First Pararescue apprentice course graduation open to family and friends since January 2020

  • Published
  • By 1st Lt. Xiaofan Liu
  • Special Warfare Training Wing

The 351st Special Warfare Training Squadron hosts the first Pararescue apprentice course graduation open to family and friends since January 2020 on Aug. 12, 2021, at Kirtland Air Force Base, New Mexico.

With the onslaught of COVID-19 for much of 2020, the 351st Special Warfare Training Squadron incorporated strict COVID-19 safety protocols for all events, including hosting graduation ceremonies without inviting family and friends. 

Graduating class 21-2, consisted of 21 enlisted Pararescue specialists (PJ) and Combat Rescue Officers, two of the Air Force’s highest-demand, lowest-density career fields. CROs comprise the officer corps of the PJ career field and are charged with leading teams of Pararescue specialists and other Special Warfare operators in support of personnel recovery missions, ranging from hostile engagements to humanitarian aid.

“This graduation represents the culmination of two to three years of incredibly hard work for the graduates, almost always the most difficult achievement of their lives,” said Lt. Col. Peter Dyrud, 351st SWTS commander. “It also represents a time when experienced PJs and CROs from across the Special Warfare community come together and welcome the graduates who are heading to their squadrons.”

Enlisted Pararescue Airmen are among the most highly trained tactical rescue and emergency trauma specialists in the U.S. military. They must maintain an Emergency Medical Technician-Paramedic qualification throughout their careers. With this medical and rescue expertise, along with their deployment capabilities, Pararescuemen are able to perform life-saving rescue missions in the world’s most remote areas.

The course curriculum for PJs is broken down into seven phases: tactical medicine, technical rescue, weapons, SERE [Survival, Evasion, Resistance and Escape], tactics, air operations, and final evaluation phase. While PJs are working on tactical medicine, CROs receive training on tactical leadership, mission planning, and air integration.

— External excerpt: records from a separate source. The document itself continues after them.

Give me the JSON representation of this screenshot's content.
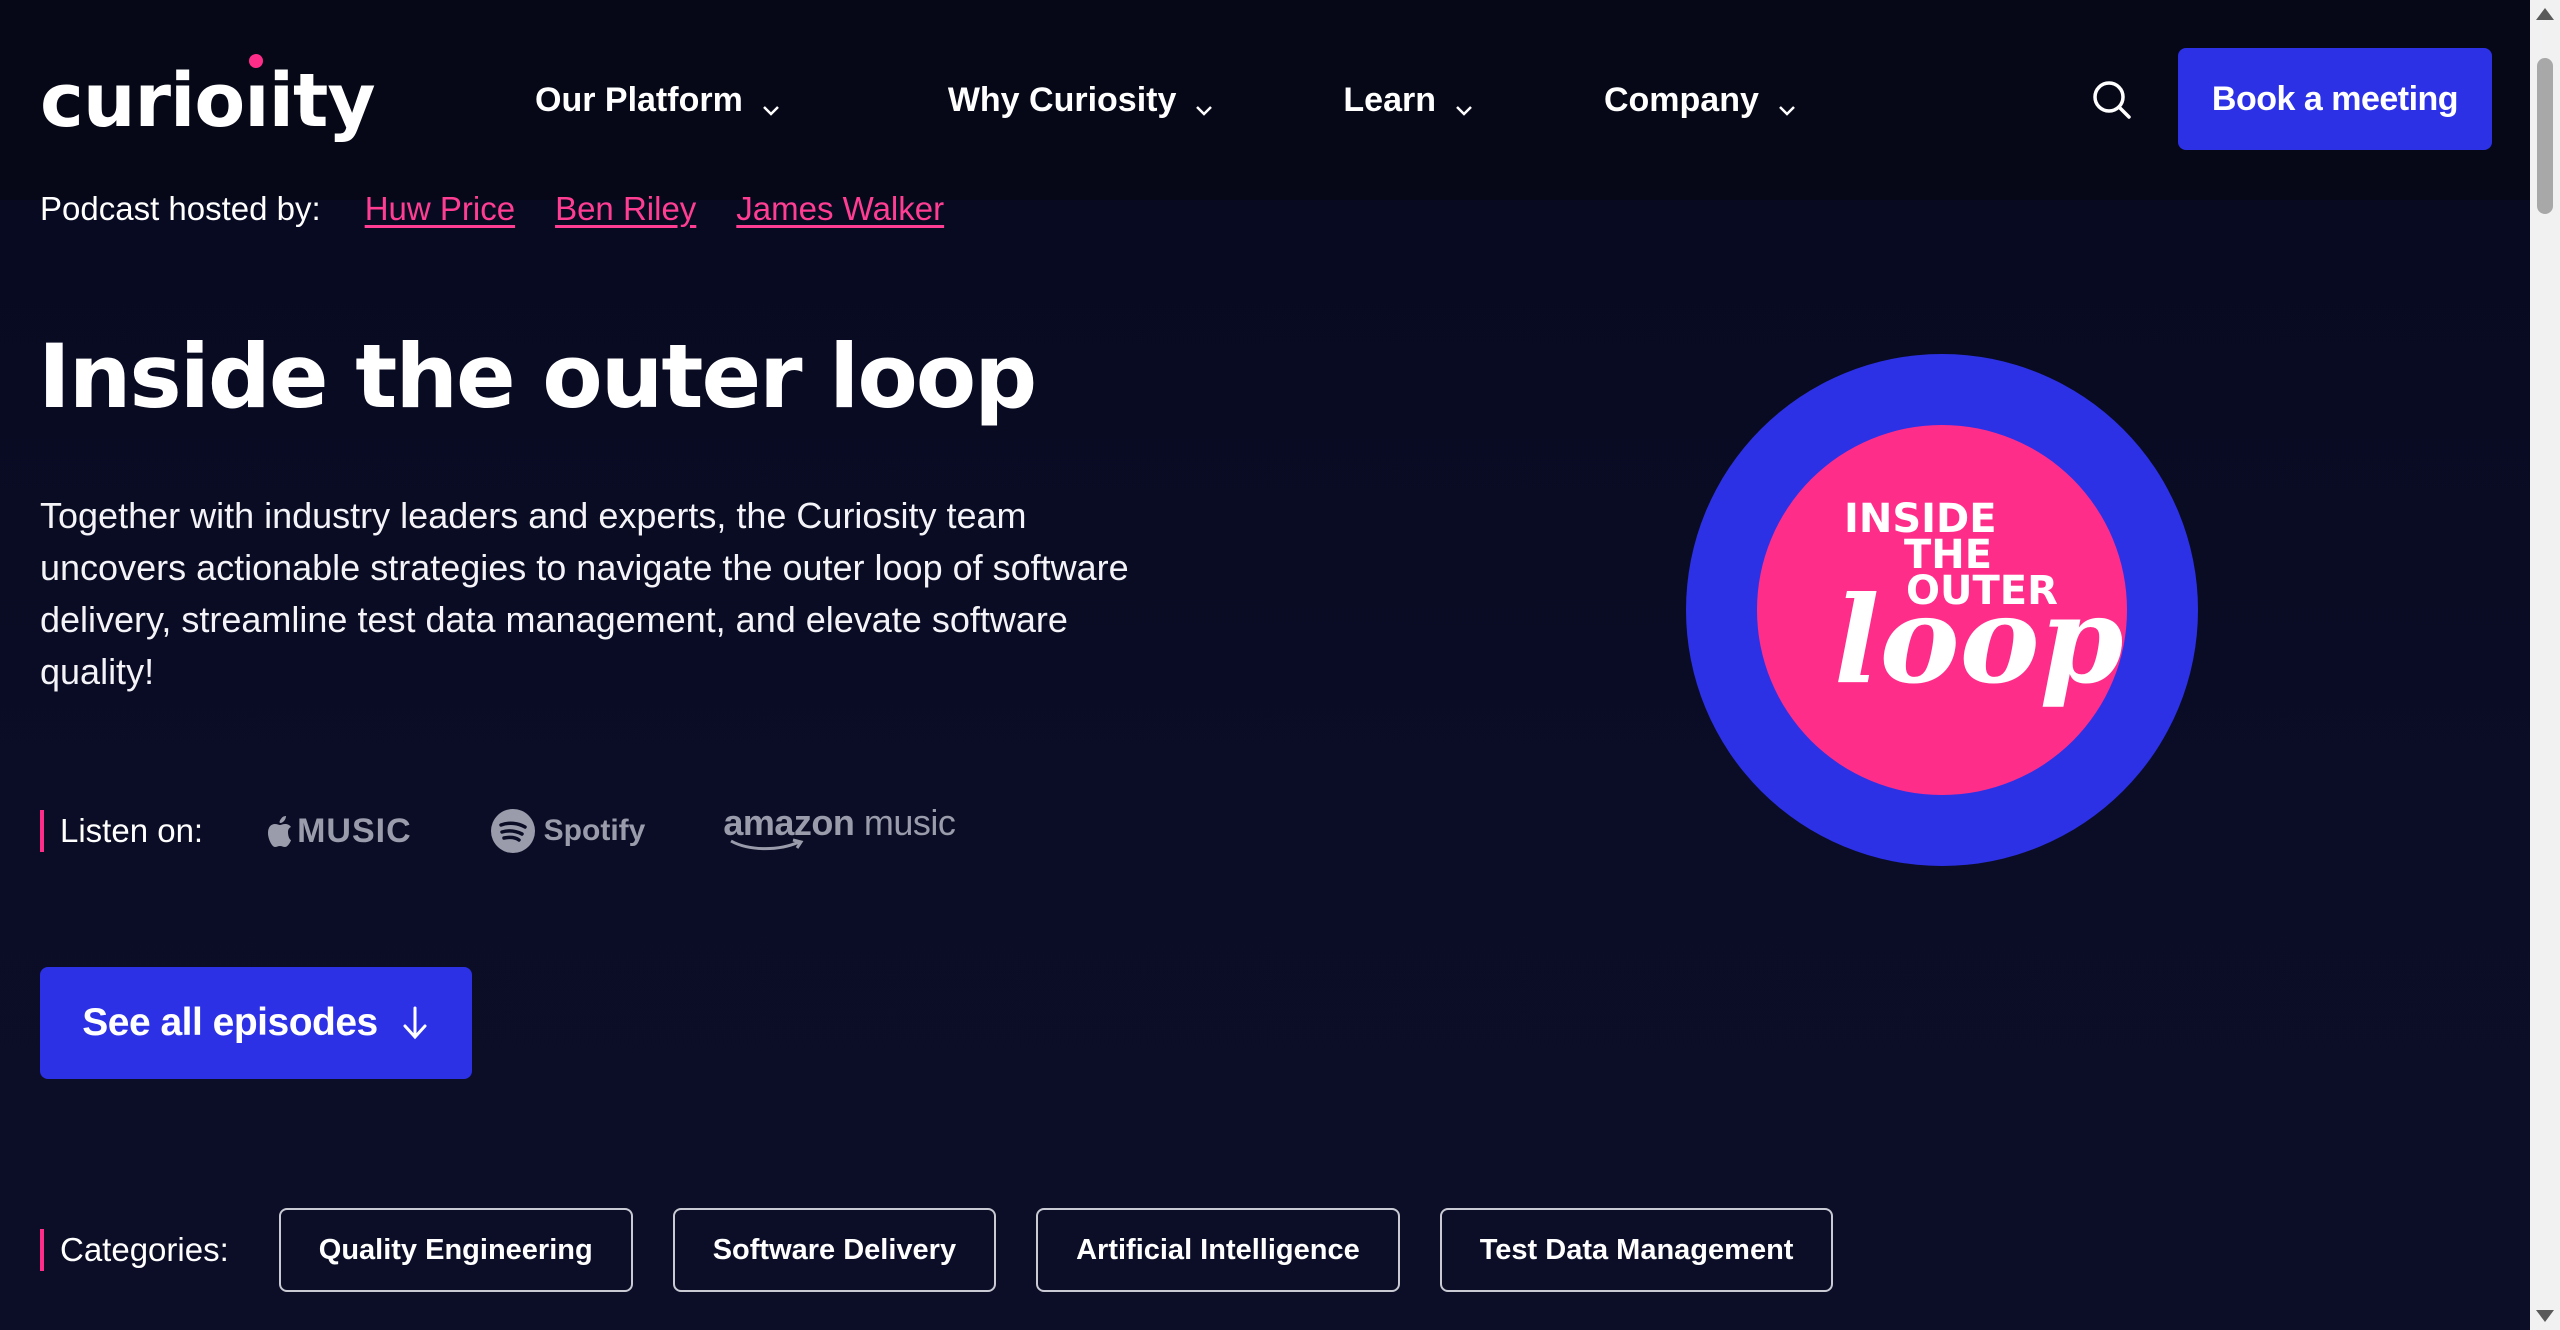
{
  "header": {
    "logo_text": "curiosity",
    "nav": [
      {
        "label": "Our Platform"
      },
      {
        "label": "Why Curiosity"
      },
      {
        "label": "Learn"
      },
      {
        "label": "Company"
      }
    ],
    "book_label": "Book a meeting",
    "search_icon": "search-icon"
  },
  "hosts": {
    "label": "Podcast hosted by:",
    "names": [
      "Huw Price",
      "Ben Riley",
      "James Walker"
    ]
  },
  "title": "Inside the outer loop",
  "description": "Together with industry leaders and experts, the Curiosity team uncovers actionable strategies to navigate the outer loop of software delivery, streamline test data management, and elevate software quality!",
  "listen": {
    "label": "Listen on:",
    "platforms": {
      "apple": "MUSIC",
      "spotify": "Spotify",
      "amazon_a": "amazon",
      "amazon_b": "music"
    }
  },
  "episodes_button": "See all episodes",
  "categories": {
    "label": "Categories:",
    "items": [
      "Quality Engineering",
      "Software Delivery",
      "Artificial Intelligence",
      "Test Data Management"
    ]
  },
  "art": {
    "line1": "INSIDE",
    "line2": "THE",
    "line3": "OUTER",
    "line4": "loop"
  },
  "colors": {
    "brand_blue": "#2c31e6",
    "brand_pink": "#ff2d8a",
    "background": "#080a1f"
  }
}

“The Pararescue Apprentice Course takes trainees who are fully qualified paramedics from being comfortable working in an ambulance to working comfortably from a backpack,” said Tech. Sgt. Ty Hatcher, 351st SWTS director of training. “They also learn how to safely raise and lower an individual on a two-rope system”.

PJ trainees are trained to shoot, move, and communicate alongside other special operations forces, while also saving lives with their rescue techniques and medical expertise. Simultaneously, they specialize in search and recovery dives, swift water rescue, confined space rescue, high-angle rescue and DNA and classified material gathering.

“With the exception of those still awaiting military freefall training due to COVID-related constraints, the 21 graduates will now out-process and PCS to their gaining units,” said Lt. Col. Dyrud. “From there, they will focus on becoming fully qualified to perform their unit’s mission, including contingency deployments, civil search and rescue, humanitarian relief operations, and support to NASA”.

Members of the Special Warfare Training Wing provide initial training for all U.S. Air Force Special Warfare training AFSCs, to include, Combat Controllers, Pararescue, Special Reconnaissance, and Tactical Air Control Party Airmen.

To learn more about Pararescue Airmen or other U.S. Air Force Special Warfare career opportunities, go to: